Dataset rows for apps and sites
▬▬▬

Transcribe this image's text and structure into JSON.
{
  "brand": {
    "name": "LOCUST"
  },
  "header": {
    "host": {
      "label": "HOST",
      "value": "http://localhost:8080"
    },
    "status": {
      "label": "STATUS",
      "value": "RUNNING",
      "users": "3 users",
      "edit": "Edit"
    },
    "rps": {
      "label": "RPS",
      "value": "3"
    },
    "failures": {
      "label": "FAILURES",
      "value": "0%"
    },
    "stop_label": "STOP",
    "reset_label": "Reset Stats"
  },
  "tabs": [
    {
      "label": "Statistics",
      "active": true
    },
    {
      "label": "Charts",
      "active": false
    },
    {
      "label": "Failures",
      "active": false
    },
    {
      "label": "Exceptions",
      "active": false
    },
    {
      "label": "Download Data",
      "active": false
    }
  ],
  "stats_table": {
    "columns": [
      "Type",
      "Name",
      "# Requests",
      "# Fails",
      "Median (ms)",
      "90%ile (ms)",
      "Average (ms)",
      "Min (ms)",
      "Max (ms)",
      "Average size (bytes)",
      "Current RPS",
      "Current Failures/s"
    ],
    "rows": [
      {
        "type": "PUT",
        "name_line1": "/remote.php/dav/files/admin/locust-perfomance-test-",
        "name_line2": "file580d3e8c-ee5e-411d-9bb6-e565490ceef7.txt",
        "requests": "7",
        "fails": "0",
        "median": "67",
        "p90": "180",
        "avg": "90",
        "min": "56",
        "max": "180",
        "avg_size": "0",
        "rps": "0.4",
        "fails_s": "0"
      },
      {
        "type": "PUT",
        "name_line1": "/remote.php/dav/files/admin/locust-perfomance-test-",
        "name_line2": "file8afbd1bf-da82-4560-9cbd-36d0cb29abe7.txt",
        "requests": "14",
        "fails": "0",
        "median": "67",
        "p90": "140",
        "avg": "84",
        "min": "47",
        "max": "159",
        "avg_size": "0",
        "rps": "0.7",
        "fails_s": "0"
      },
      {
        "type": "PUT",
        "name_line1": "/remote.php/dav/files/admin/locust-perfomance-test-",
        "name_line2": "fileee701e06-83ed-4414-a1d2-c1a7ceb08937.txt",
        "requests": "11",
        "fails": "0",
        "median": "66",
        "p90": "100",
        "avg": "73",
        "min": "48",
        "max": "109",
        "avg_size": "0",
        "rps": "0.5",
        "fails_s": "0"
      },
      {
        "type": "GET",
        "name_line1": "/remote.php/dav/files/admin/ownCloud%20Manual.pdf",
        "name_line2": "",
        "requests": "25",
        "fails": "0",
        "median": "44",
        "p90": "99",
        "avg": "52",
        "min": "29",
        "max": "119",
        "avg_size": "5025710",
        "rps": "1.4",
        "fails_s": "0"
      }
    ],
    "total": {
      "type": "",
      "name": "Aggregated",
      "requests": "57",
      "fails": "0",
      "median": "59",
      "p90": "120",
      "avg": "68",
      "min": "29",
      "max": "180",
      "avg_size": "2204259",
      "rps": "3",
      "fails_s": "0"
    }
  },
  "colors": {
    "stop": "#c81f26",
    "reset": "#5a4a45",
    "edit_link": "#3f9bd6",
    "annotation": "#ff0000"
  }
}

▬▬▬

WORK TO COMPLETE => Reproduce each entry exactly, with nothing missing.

RESULT OF THIS TASK =>
Transcribe this image's text and structure into JSON.
{
  "brand": {
    "name": "LOCUST"
  },
  "header": {
    "host": {
      "label": "HOST",
      "value": "http://localhost:8080"
    },
    "status": {
      "label": "STATUS",
      "value": "RUNNING",
      "users": "3 users",
      "edit": "Edit"
    },
    "rps": {
      "label": "RPS",
      "value": "3"
    },
    "failures": {
      "label": "FAILURES",
      "value": "0%"
    },
    "stop_label": "STOP",
    "reset_label": "Reset Stats"
  },
  "tabs": [
    {
      "label": "Statistics",
      "active": true
    },
    {
      "label": "Charts",
      "active": false
    },
    {
      "label": "Failures",
      "active": false
    },
    {
      "label": "Exceptions",
      "active": false
    },
    {
      "label": "Download Data",
      "active": false
    }
  ],
  "stats_table": {
    "columns": [
      "Type",
      "Name",
      "# Requests",
      "# Fails",
      "Median (ms)",
      "90%ile (ms)",
      "Average (ms)",
      "Min (ms)",
      "Max (ms)",
      "Average size (bytes)",
      "Current RPS",
      "Current Failures/s"
    ],
    "rows": [
      {
        "type": "PUT",
        "name_line1": "/remote.php/dav/files/admin/locust-perfomance-test-",
        "name_line2": "file580d3e8c-ee5e-411d-9bb6-e565490ceef7.txt",
        "requests": "7",
        "fails": "0",
        "median": "67",
        "p90": "180",
        "avg": "90",
        "min": "56",
        "max": "180",
        "avg_size": "0",
        "rps": "0.4",
        "fails_s": "0"
      },
      {
        "type": "PUT",
        "name_line1": "/remote.php/dav/files/admin/locust-perfomance-test-",
        "name_line2": "file8afbd1bf-da82-4560-9cbd-36d0cb29abe7.txt",
        "requests": "14",
        "fails": "0",
        "median": "67",
        "p90": "140",
        "avg": "84",
        "min": "47",
        "max": "159",
        "avg_size": "0",
        "rps": "0.7",
        "fails_s": "0"
      },
      {
        "type": "PUT",
        "name_line1": "/remote.php/dav/files/admin/locust-perfomance-test-",
        "name_line2": "fileee701e06-83ed-4414-a1d2-c1a7ceb08937.txt",
        "requests": "11",
        "fails": "0",
        "median": "66",
        "p90": "100",
        "avg": "73",
        "min": "48",
        "max": "109",
        "avg_size": "0",
        "rps": "0.5",
        "fails_s": "0"
      },
      {
        "type": "GET",
        "name_line1": "/remote.php/dav/files/admin/ownCloud%20Manual.pdf",
        "name_line2": "",
        "requests": "25",
        "fails": "0",
        "median": "44",
        "p90": "99",
        "avg": "52",
        "min": "29",
        "max": "119",
        "avg_size": "5025710",
        "rps": "1.4",
        "fails_s": "0"
      }
    ],
    "total": {
      "type": "",
      "name": "Aggregated",
      "requests": "57",
      "fails": "0",
      "median": "59",
      "p90": "120",
      "avg": "68",
      "min": "29",
      "max": "180",
      "avg_size": "2204259",
      "rps": "3",
      "fails_s": "0"
    }
  },
  "colors": {
    "stop": "#c81f26",
    "reset": "#5a4a45",
    "edit_link": "#3f9bd6",
    "annotation": "#ff0000"
  }
}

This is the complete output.